(Records from a data collection)
--*--

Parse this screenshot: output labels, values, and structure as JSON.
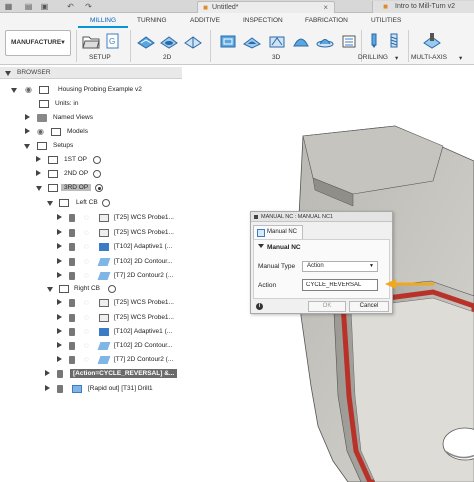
{
  "titlebar": {
    "document_tab": "Untitled*",
    "other_tab": "Intro to Mill-Turn v2"
  },
  "toolbar": {
    "workspace": "MANUFACTURE",
    "tabs": [
      "MILLING",
      "TURNING",
      "ADDITIVE",
      "INSPECTION",
      "FABRICATION",
      "UTILITIES"
    ],
    "active_tab": "MILLING",
    "groups": [
      "SETUP",
      "2D",
      "3D",
      "DRILLING",
      "MULTI-AXIS"
    ]
  },
  "browser": {
    "header": "BROWSER",
    "items": [
      {
        "label": "Housing Probing Example v2"
      },
      {
        "label": "Units: in"
      },
      {
        "label": "Named Views"
      },
      {
        "label": "Models"
      },
      {
        "label": "Setups"
      },
      {
        "label": "1ST OP"
      },
      {
        "label": "2ND OP"
      },
      {
        "label": "3RD OP"
      },
      {
        "label": "Left CB"
      },
      {
        "label": "[T25] WCS Probe1..."
      },
      {
        "label": "[T25] WCS Probe1..."
      },
      {
        "label": "[T102] Adaptive1 (..."
      },
      {
        "label": "[T102] 2D Contour..."
      },
      {
        "label": "[T7] 2D Contour2 (..."
      },
      {
        "label": "Right CB"
      },
      {
        "label": "[T25] WCS Probe1..."
      },
      {
        "label": "[T25] WCS Probe1..."
      },
      {
        "label": "[T102] Adaptive1 (..."
      },
      {
        "label": "[T102] 2D Contour..."
      },
      {
        "label": "[T7] 2D Contour2 (..."
      },
      {
        "label": "[Action=CYCLE_REVERSAL] &..."
      },
      {
        "label": "[Rapid out] [T31] Drill1"
      }
    ]
  },
  "dialog": {
    "title": "MANUAL NC : MANUAL NC1",
    "tab": "Manual NC",
    "section": "Manual NC",
    "manual_type_label": "Manual Type",
    "manual_type_value": "Action",
    "action_label": "Action",
    "action_value": "CYCLE_REVERSAL",
    "ok": "OK",
    "cancel": "Cancel",
    "info": "i"
  },
  "colors": {
    "accent": "#0696d7",
    "arrow": "#f2a81e",
    "part": "#c8c6c0",
    "red_edge": "#b8322a"
  }
}
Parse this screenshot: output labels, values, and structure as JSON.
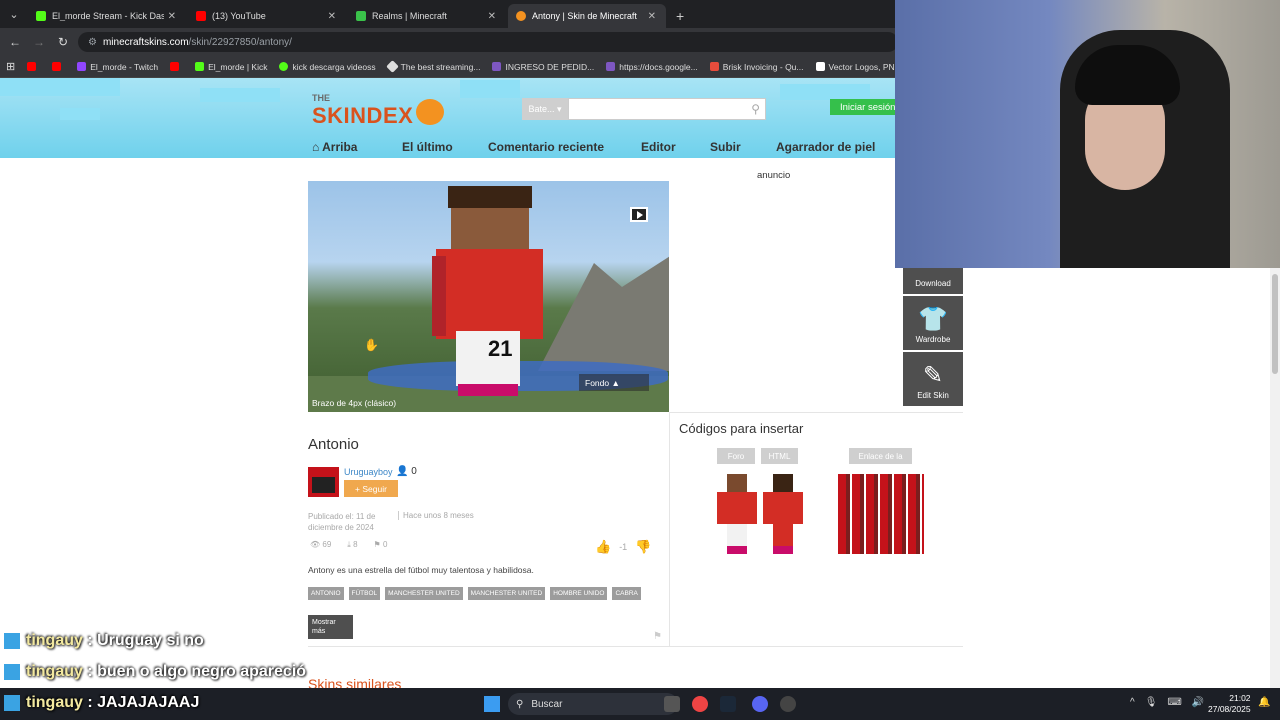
{
  "browser": {
    "tabs": [
      {
        "title": "El_morde Stream - Kick Dashbo",
        "color": "#53fc18"
      },
      {
        "title": "(13) YouTube",
        "color": "#ff0000"
      },
      {
        "title": "Realms | Minecraft",
        "color": "#3ac24a"
      },
      {
        "title": "Antony | Skin de Minecraft",
        "color": "#f39220"
      }
    ],
    "url_host": "minecraftskins.com",
    "url_path": "/skin/22927850/antony/",
    "bookmarks": [
      "El_morde - Twitch",
      "El_morde | Kick",
      "kick descarga videoss",
      "The best streaming...",
      "INGRESO DE PEDID...",
      "https://docs.google...",
      "Brisk Invoicing - Qu...",
      "Vector Logos, PNG I..."
    ]
  },
  "site": {
    "logo_the": "THE",
    "logo_name": "SKINDEX",
    "search_select": "Bate...",
    "login": "Iniciar sesión",
    "nav": [
      "Arriba",
      "El último",
      "Comentario reciente",
      "Editor",
      "Subir",
      "Agarrador de piel"
    ]
  },
  "viewer": {
    "caption": "Brazo de 4px (clásico)",
    "fondo": "Fondo ▲",
    "number": "21"
  },
  "ad_label": "anuncio",
  "tools": {
    "download": "Download",
    "wardrobe": "Wardrobe",
    "edit": "Edit Skin"
  },
  "skin": {
    "title": "Antonio",
    "author": "Uruguayboy",
    "followers": "0",
    "follow": "+ Seguir",
    "published": "Publicado el: 11 de diciembre de 2024",
    "ago": "Hace unos 8 meses",
    "views": "69",
    "downloads": "8",
    "favorites": "0",
    "rating": "-1",
    "description": "Antony es una estrella del fútbol muy talentosa y habilidosa.",
    "tags": [
      "ANTONIO",
      "FÚTBOL",
      "MANCHESTER UNITED",
      "MANCHESTER UNITED",
      "HOMBRE UNIDO",
      "CABRA"
    ],
    "more": "Mostrar más"
  },
  "embed": {
    "title": "Códigos para insertar",
    "foro": "Foro",
    "html": "HTML",
    "enlace": "Enlace de la"
  },
  "similar_title": "Skins similares",
  "chat": [
    {
      "user": "tingauy",
      "message": ": Uruguay si no"
    },
    {
      "user": "tingauy",
      "message": ": buen o algo negro apareció"
    },
    {
      "user": "tingauy",
      "message": ": JAJAJAJAAJ"
    }
  ],
  "taskbar": {
    "search": "Buscar",
    "time": "21:02",
    "date": "27/08/2025"
  }
}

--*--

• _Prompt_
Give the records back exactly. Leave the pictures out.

• _Response_
Parse this screenshot: output labels, values, and structure as JSON.
{
  "titlebar": {
    "document_tab": "Untitled*",
    "other_tab": "Intro to Mill-Turn v2"
  },
  "toolbar": {
    "workspace": "MANUFACTURE",
    "tabs": [
      "MILLING",
      "TURNING",
      "ADDITIVE",
      "INSPECTION",
      "FABRICATION",
      "UTILITIES"
    ],
    "active_tab": "MILLING",
    "groups": [
      "SETUP",
      "2D",
      "3D",
      "DRILLING",
      "MULTI-AXIS"
    ]
  },
  "browser": {
    "header": "BROWSER",
    "items": [
      {
        "label": "Housing Probing Example v2"
      },
      {
        "label": "Units: in"
      },
      {
        "label": "Named Views"
      },
      {
        "label": "Models"
      },
      {
        "label": "Setups"
      },
      {
        "label": "1ST OP"
      },
      {
        "label": "2ND OP"
      },
      {
        "label": "3RD OP"
      },
      {
        "label": "Left CB"
      },
      {
        "label": "[T25] WCS Probe1..."
      },
      {
        "label": "[T25] WCS Probe1..."
      },
      {
        "label": "[T102] Adaptive1 (..."
      },
      {
        "label": "[T102] 2D Contour..."
      },
      {
        "label": "[T7] 2D Contour2 (..."
      },
      {
        "label": "Right CB"
      },
      {
        "label": "[T25] WCS Probe1..."
      },
      {
        "label": "[T25] WCS Probe1..."
      },
      {
        "label": "[T102] Adaptive1 (..."
      },
      {
        "label": "[T102] 2D Contour..."
      },
      {
        "label": "[T7] 2D Contour2 (..."
      },
      {
        "label": "[Action=CYCLE_REVERSAL] &..."
      },
      {
        "label": "[Rapid out] [T31] Drill1"
      }
    ]
  },
  "dialog": {
    "title": "MANUAL NC : MANUAL NC1",
    "tab": "Manual NC",
    "section": "Manual NC",
    "manual_type_label": "Manual Type",
    "manual_type_value": "Action",
    "action_label": "Action",
    "action_value": "CYCLE_REVERSAL",
    "ok": "OK",
    "cancel": "Cancel",
    "info": "i"
  },
  "colors": {
    "accent": "#0696d7",
    "arrow": "#f2a81e",
    "part": "#c8c6c0",
    "red_edge": "#b8322a"
  }
}
Parse this screenshot: output labels, values, and structure as JSON.
{
  "browser": {
    "tabs": [
      {
        "title": "El_morde Stream - Kick Dashbo",
        "color": "#53fc18"
      },
      {
        "title": "(13) YouTube",
        "color": "#ff0000"
      },
      {
        "title": "Realms | Minecraft",
        "color": "#3ac24a"
      },
      {
        "title": "Antony | Skin de Minecraft",
        "color": "#f39220"
      }
    ],
    "url_host": "minecraftskins.com",
    "url_path": "/skin/22927850/antony/",
    "bookmarks": [
      "El_morde - Twitch",
      "El_morde | Kick",
      "kick descarga videoss",
      "The best streaming...",
      "INGRESO DE PEDID...",
      "https://docs.google...",
      "Brisk Invoicing - Qu...",
      "Vector Logos, PNG I..."
    ]
  },
  "site": {
    "logo_the": "THE",
    "logo_name": "SKINDEX",
    "search_select": "Bate...",
    "login": "Iniciar sesión",
    "nav": [
      "Arriba",
      "El último",
      "Comentario reciente",
      "Editor",
      "Subir",
      "Agarrador de piel"
    ]
  },
  "viewer": {
    "caption": "Brazo de 4px (clásico)",
    "fondo": "Fondo ▲",
    "number": "21"
  },
  "ad_label": "anuncio",
  "tools": {
    "download": "Download",
    "wardrobe": "Wardrobe",
    "edit": "Edit Skin"
  },
  "skin": {
    "title": "Antonio",
    "author": "Uruguayboy",
    "followers": "0",
    "follow": "+ Seguir",
    "published": "Publicado el: 11 de diciembre de 2024",
    "ago": "Hace unos 8 meses",
    "views": "69",
    "downloads": "8",
    "favorites": "0",
    "rating": "-1",
    "description": "Antony es una estrella del fútbol muy talentosa y habilidosa.",
    "tags": [
      "ANTONIO",
      "FÚTBOL",
      "MANCHESTER UNITED",
      "MANCHESTER UNITED",
      "HOMBRE UNIDO",
      "CABRA"
    ],
    "more": "Mostrar más"
  },
  "embed": {
    "title": "Códigos para insertar",
    "foro": "Foro",
    "html": "HTML",
    "enlace": "Enlace de la"
  },
  "similar_title": "Skins similares",
  "chat": [
    {
      "user": "tingauy",
      "message": ": Uruguay si no"
    },
    {
      "user": "tingauy",
      "message": ": buen o algo negro apareció"
    },
    {
      "user": "tingauy",
      "message": ": JAJAJAJAAJ"
    }
  ],
  "taskbar": {
    "search": "Buscar",
    "time": "21:02",
    "date": "27/08/2025"
  }
}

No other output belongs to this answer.